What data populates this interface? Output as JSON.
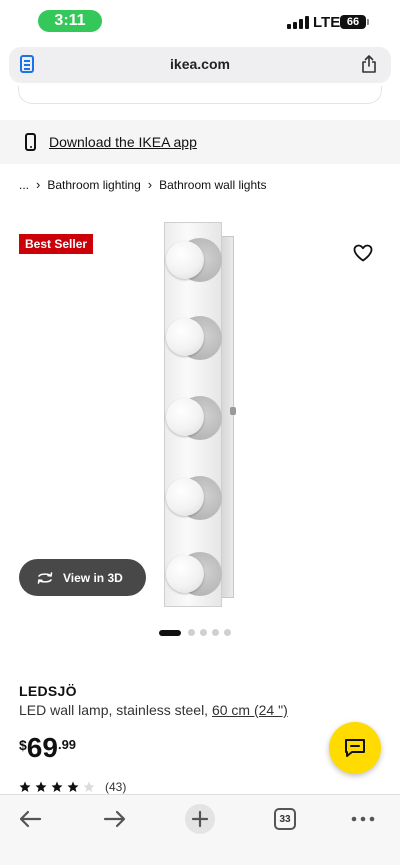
{
  "status_bar": {
    "time": "3:11",
    "network": "LTE",
    "battery": "66"
  },
  "browser": {
    "url": "ikea.com",
    "open_tabs": "33"
  },
  "app_banner": {
    "link_text": "Download the IKEA app"
  },
  "breadcrumb": {
    "items": [
      "...",
      "Bathroom lighting",
      "Bathroom wall lights"
    ]
  },
  "product": {
    "badge": "Best Seller",
    "view_3d_label": "View in 3D",
    "name": "LEDSJÖ",
    "description": "LED wall lamp, stainless steel,",
    "size_link": "60 cm (24 \")",
    "price_currency": "$",
    "price_int": "69",
    "price_dec": ".99",
    "rating_stars": 4,
    "rating_max": 5,
    "review_count": "(43)",
    "image_count": 5,
    "active_image": 1
  },
  "colors": {
    "ikea_red": "#cc0008",
    "chat_yellow": "#ffdb00",
    "status_green": "#34c759"
  },
  "icons": [
    "page-icon",
    "share-icon",
    "phone-icon",
    "heart-icon",
    "rotate-3d-icon",
    "chat-icon",
    "back-arrow-icon",
    "forward-arrow-icon",
    "plus-icon",
    "tabs-icon",
    "more-icon"
  ]
}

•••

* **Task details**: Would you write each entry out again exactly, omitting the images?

* **Exercise result**:
What data populates this interface? Output as JSON.
{
  "status_bar": {
    "time": "3:11",
    "network": "LTE",
    "battery": "66"
  },
  "browser": {
    "url": "ikea.com",
    "open_tabs": "33"
  },
  "app_banner": {
    "link_text": "Download the IKEA app"
  },
  "breadcrumb": {
    "items": [
      "...",
      "Bathroom lighting",
      "Bathroom wall lights"
    ]
  },
  "product": {
    "badge": "Best Seller",
    "view_3d_label": "View in 3D",
    "name": "LEDSJÖ",
    "description": "LED wall lamp, stainless steel,",
    "size_link": "60 cm (24 \")",
    "price_currency": "$",
    "price_int": "69",
    "price_dec": ".99",
    "rating_stars": 4,
    "rating_max": 5,
    "review_count": "(43)",
    "image_count": 5,
    "active_image": 1
  },
  "colors": {
    "ikea_red": "#cc0008",
    "chat_yellow": "#ffdb00",
    "status_green": "#34c759"
  },
  "icons": [
    "page-icon",
    "share-icon",
    "phone-icon",
    "heart-icon",
    "rotate-3d-icon",
    "chat-icon",
    "back-arrow-icon",
    "forward-arrow-icon",
    "plus-icon",
    "tabs-icon",
    "more-icon"
  ]
}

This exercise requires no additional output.